** What is being asked **
The data should be printed in full, character for character.

*** Opening Dataset records ***

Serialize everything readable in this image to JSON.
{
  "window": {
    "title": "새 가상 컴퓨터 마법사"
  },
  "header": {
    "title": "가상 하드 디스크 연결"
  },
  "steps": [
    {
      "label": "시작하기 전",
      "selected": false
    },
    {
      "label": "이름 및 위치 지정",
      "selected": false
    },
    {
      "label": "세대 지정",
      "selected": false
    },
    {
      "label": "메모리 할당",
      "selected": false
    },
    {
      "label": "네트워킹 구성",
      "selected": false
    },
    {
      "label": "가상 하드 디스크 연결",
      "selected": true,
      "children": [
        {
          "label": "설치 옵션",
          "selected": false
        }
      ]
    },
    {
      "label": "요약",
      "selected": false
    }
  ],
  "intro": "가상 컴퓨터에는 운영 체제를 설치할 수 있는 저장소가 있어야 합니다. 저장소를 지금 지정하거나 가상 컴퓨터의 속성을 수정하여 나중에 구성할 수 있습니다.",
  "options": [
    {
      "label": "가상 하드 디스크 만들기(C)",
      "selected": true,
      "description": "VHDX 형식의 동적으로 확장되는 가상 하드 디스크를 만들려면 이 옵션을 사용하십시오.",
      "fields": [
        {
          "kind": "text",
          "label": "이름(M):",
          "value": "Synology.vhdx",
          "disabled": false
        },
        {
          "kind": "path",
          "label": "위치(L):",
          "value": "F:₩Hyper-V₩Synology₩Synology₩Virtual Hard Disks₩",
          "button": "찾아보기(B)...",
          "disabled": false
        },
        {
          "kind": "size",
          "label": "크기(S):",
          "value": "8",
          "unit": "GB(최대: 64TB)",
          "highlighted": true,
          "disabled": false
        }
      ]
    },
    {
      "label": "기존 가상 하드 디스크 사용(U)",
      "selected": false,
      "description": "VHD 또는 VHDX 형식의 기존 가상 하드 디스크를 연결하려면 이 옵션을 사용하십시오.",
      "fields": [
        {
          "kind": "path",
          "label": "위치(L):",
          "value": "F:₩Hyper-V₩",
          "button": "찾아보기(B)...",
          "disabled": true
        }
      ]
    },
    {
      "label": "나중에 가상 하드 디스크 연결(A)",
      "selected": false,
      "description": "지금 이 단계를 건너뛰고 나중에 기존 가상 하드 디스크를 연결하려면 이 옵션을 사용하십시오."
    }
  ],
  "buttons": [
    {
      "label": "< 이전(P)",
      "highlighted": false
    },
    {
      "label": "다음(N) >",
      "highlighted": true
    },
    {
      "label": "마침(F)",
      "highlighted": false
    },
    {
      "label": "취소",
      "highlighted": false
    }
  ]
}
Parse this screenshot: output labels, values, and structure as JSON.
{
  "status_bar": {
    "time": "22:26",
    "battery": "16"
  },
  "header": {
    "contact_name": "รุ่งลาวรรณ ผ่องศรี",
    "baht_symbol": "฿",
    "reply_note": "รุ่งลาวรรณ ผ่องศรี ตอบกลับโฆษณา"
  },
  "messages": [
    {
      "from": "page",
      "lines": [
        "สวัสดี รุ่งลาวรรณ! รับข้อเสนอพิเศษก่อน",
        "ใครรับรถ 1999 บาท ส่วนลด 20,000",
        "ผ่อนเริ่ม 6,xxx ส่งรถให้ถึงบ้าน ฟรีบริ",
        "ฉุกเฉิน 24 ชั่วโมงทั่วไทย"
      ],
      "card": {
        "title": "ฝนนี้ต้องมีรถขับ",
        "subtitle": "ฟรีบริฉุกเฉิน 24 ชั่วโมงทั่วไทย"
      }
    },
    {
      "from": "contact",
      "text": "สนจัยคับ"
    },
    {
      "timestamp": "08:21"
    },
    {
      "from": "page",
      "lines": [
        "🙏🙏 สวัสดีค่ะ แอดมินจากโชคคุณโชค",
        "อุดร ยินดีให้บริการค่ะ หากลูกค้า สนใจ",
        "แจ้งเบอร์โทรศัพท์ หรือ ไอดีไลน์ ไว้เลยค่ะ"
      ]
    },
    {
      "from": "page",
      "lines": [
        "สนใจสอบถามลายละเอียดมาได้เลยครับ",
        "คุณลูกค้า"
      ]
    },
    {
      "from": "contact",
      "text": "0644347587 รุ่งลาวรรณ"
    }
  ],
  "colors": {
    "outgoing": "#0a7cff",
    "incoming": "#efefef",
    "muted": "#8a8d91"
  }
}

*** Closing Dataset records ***

** Final answer **
Serialize everything readable in this image to JSON.
{
  "window": {
    "title": "새 가상 컴퓨터 마법사"
  },
  "header": {
    "title": "가상 하드 디스크 연결"
  },
  "steps": [
    {
      "label": "시작하기 전",
      "selected": false
    },
    {
      "label": "이름 및 위치 지정",
      "selected": false
    },
    {
      "label": "세대 지정",
      "selected": false
    },
    {
      "label": "메모리 할당",
      "selected": false
    },
    {
      "label": "네트워킹 구성",
      "selected": false
    },
    {
      "label": "가상 하드 디스크 연결",
      "selected": true,
      "children": [
        {
          "label": "설치 옵션",
          "selected": false
        }
      ]
    },
    {
      "label": "요약",
      "selected": false
    }
  ],
  "intro": "가상 컴퓨터에는 운영 체제를 설치할 수 있는 저장소가 있어야 합니다. 저장소를 지금 지정하거나 가상 컴퓨터의 속성을 수정하여 나중에 구성할 수 있습니다.",
  "options": [
    {
      "label": "가상 하드 디스크 만들기(C)",
      "selected": true,
      "description": "VHDX 형식의 동적으로 확장되는 가상 하드 디스크를 만들려면 이 옵션을 사용하십시오.",
      "fields": [
        {
          "kind": "text",
          "label": "이름(M):",
          "value": "Synology.vhdx",
          "disabled": false
        },
        {
          "kind": "path",
          "label": "위치(L):",
          "value": "F:₩Hyper-V₩Synology₩Synology₩Virtual Hard Disks₩",
          "button": "찾아보기(B)...",
          "disabled": false
        },
        {
          "kind": "size",
          "label": "크기(S):",
          "value": "8",
          "unit": "GB(최대: 64TB)",
          "highlighted": true,
          "disabled": false
        }
      ]
    },
    {
      "label": "기존 가상 하드 디스크 사용(U)",
      "selected": false,
      "description": "VHD 또는 VHDX 형식의 기존 가상 하드 디스크를 연결하려면 이 옵션을 사용하십시오.",
      "fields": [
        {
          "kind": "path",
          "label": "위치(L):",
          "value": "F:₩Hyper-V₩",
          "button": "찾아보기(B)...",
          "disabled": true
        }
      ]
    },
    {
      "label": "나중에 가상 하드 디스크 연결(A)",
      "selected": false,
      "description": "지금 이 단계를 건너뛰고 나중에 기존 가상 하드 디스크를 연결하려면 이 옵션을 사용하십시오."
    }
  ],
  "buttons": [
    {
      "label": "< 이전(P)",
      "highlighted": false
    },
    {
      "label": "다음(N) >",
      "highlighted": true
    },
    {
      "label": "마침(F)",
      "highlighted": false
    },
    {
      "label": "취소",
      "highlighted": false
    }
  ]
}
Parse this screenshot: output labels, values, and structure as JSON.
{
  "status_bar": {
    "time": "22:26",
    "battery": "16"
  },
  "header": {
    "contact_name": "รุ่งลาวรรณ ผ่องศรี",
    "baht_symbol": "฿",
    "reply_note": "รุ่งลาวรรณ ผ่องศรี ตอบกลับโฆษณา"
  },
  "messages": [
    {
      "from": "page",
      "lines": [
        "สวัสดี รุ่งลาวรรณ! รับข้อเสนอพิเศษก่อน",
        "ใครรับรถ 1999 บาท ส่วนลด 20,000",
        "ผ่อนเริ่ม 6,xxx ส่งรถให้ถึงบ้าน ฟรีบริ",
        "ฉุกเฉิน 24 ชั่วโมงทั่วไทย"
      ],
      "card": {
        "title": "ฝนนี้ต้องมีรถขับ",
        "subtitle": "ฟรีบริฉุกเฉิน 24 ชั่วโมงทั่วไทย"
      }
    },
    {
      "from": "contact",
      "text": "สนจัยคับ"
    },
    {
      "timestamp": "08:21"
    },
    {
      "from": "page",
      "lines": [
        "🙏🙏 สวัสดีค่ะ แอดมินจากโชคคุณโชค",
        "อุดร ยินดีให้บริการค่ะ หากลูกค้า สนใจ",
        "แจ้งเบอร์โทรศัพท์ หรือ ไอดีไลน์ ไว้เลยค่ะ"
      ]
    },
    {
      "from": "page",
      "lines": [
        "สนใจสอบถามลายละเอียดมาได้เลยครับ",
        "คุณลูกค้า"
      ]
    },
    {
      "from": "contact",
      "text": "0644347587 รุ่งลาวรรณ"
    }
  ],
  "colors": {
    "outgoing": "#0a7cff",
    "incoming": "#efefef",
    "muted": "#8a8d91"
  }
}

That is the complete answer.